100 Days of Product Design #4

Design Name: Better Bottle

Design Description: A water bottle/travel mug

Design Purpose: When you look at any water bottle or coffee mug out there, you can instantly observe multiple flaws that they share. The first is that almost all of them are ugly, the designers who designed them didn’t put any care into the details of a product that is going to almost everyday. Secondly, they all have a specialized function, they are designed as either water bottles or travel coffee mugs, but none do both. Third, they all have flaws with their mechanisms. There is no way to tell whether you have fully screwed the top on and gotten a good seal, which leads to you spilling your drink all over the place and often all over yourself. I designed the Better Bottle to combat these flaws with other bottles, and make a well designed, all purpose, spill proof bottle.

Thought Process: I really wanted the Better Bottle to look unlike any other water bottle on the market, while still clearly conveying what it is. I started with a simple outline of a basic travel mug, and made slight alterations from there, so that the final product is a simple as possible, while still being recognizable. I wanted there to be a seamless transition between the main body of the bottle and the lid, making the bottle look as if it is one piece fused together. I made the opening a circle, as to fit the overall design language of the bottle. I wanted to make the lid itself pretty small in relation to the rest of the bottle, both so that the bottle could hold more, and because of the way that it makes the lid feel like a dial or manipulatable object.

Product Specifications: The Better Bottle has two different openings, if you turn the bottles lid once, you will find the standard opening, a full circle ideal for drinking water and other cold beverages, and if you turn it again, you will find an opening in the shape of a semi-circle, ideal for drinking hot beverages like coffee or tea. These two openings allow the Better Bottle to function as both a bottle and a travel mug, depending on your preference, eliminating the need to buy two different products. The Better Bottle improves on faulty bottle designs by stopping the user from opening the bottle with an open lid and stopping them from drinking without a complete seal between the lid and the bottle. To do this, we devised and implemented a innovative new locking technique where the lid is separated into two parts, the first being a smaller portion that connects with the bottle, and the second being a larger, hollow portion that fits over and rotates around the smaller portion. In order to rotate the upper portion and line up the holes on the two parts, the lid must be completely screwed in so that the right amount of force is being applied on both the larger and smaller portions. Furthermore magnet located near the closed, bottle opening, and mug opening sections correspond with magnets located in the larger section of the lid, and when two magnets line up, a small bit of feedback can be felt, so you know exactly when you’ve locked the lid open or closed.
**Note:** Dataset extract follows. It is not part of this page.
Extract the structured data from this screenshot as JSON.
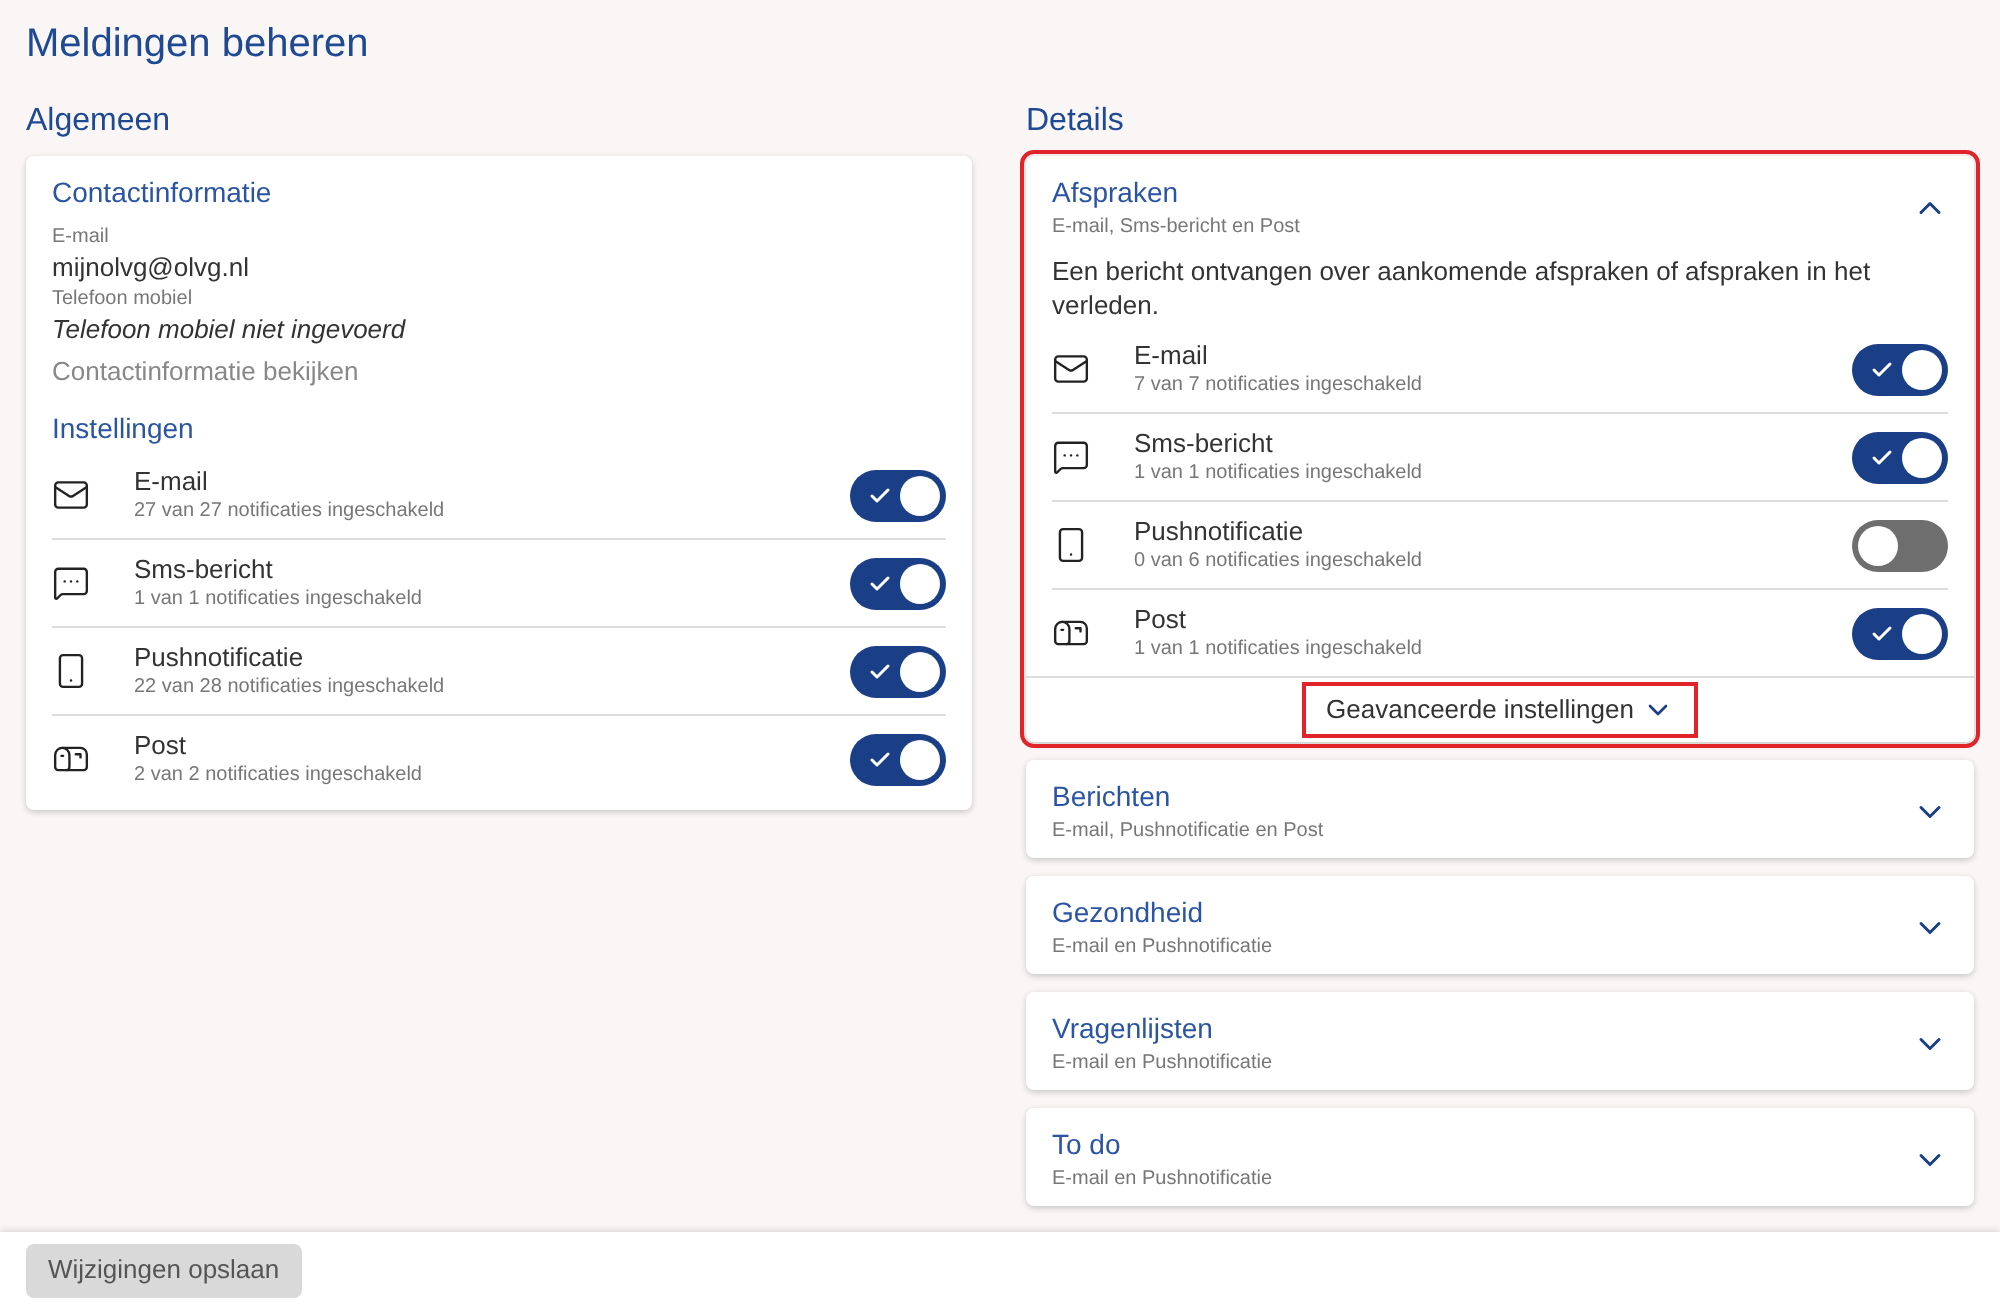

To stop liquid from spilling when drinking, the bottle uses an innovative new technique where the threads for screwing on the lid on the bottle are on the inside of the bottle and those on the lid are on the outside, instead of the other way around, so any excess liquid just goes back into the main body of the bottle instead of the other way around. The outside of the bottle is made out of polished aluminum so that the bottle doesn’t get to warm or too cold, and the inside of the bottle is coated in aluminum oxide, to maintain the temperature of the liquid inside.

The Bottle when closed
The Bottle when on the standard opening
The Bottle when on the travel mug opening